▶ [Problem statement]
Go through the records below line by line, counting those that contain the word "View"; answer with the count only.

▶ [Data excerpts]
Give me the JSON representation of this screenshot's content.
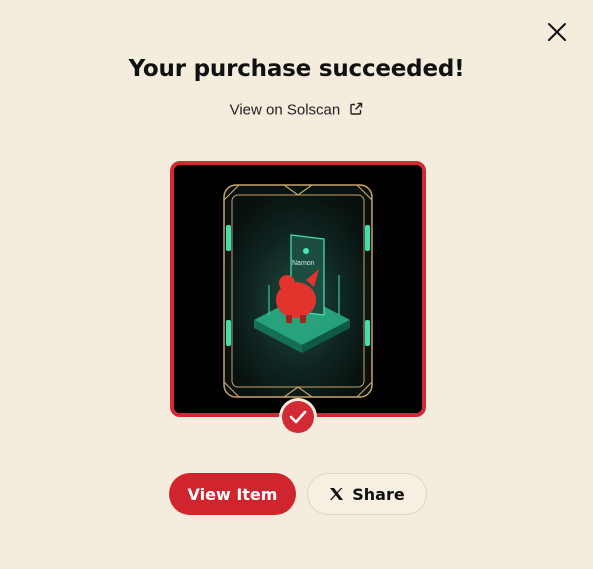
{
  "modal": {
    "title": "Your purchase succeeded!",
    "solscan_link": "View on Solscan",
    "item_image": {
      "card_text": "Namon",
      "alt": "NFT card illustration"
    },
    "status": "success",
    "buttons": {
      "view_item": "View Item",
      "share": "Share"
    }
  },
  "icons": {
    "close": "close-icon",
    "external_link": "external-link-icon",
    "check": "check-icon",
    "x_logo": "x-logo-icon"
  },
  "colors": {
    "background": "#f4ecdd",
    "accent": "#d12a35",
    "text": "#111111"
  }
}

▶ [Exercise result]
2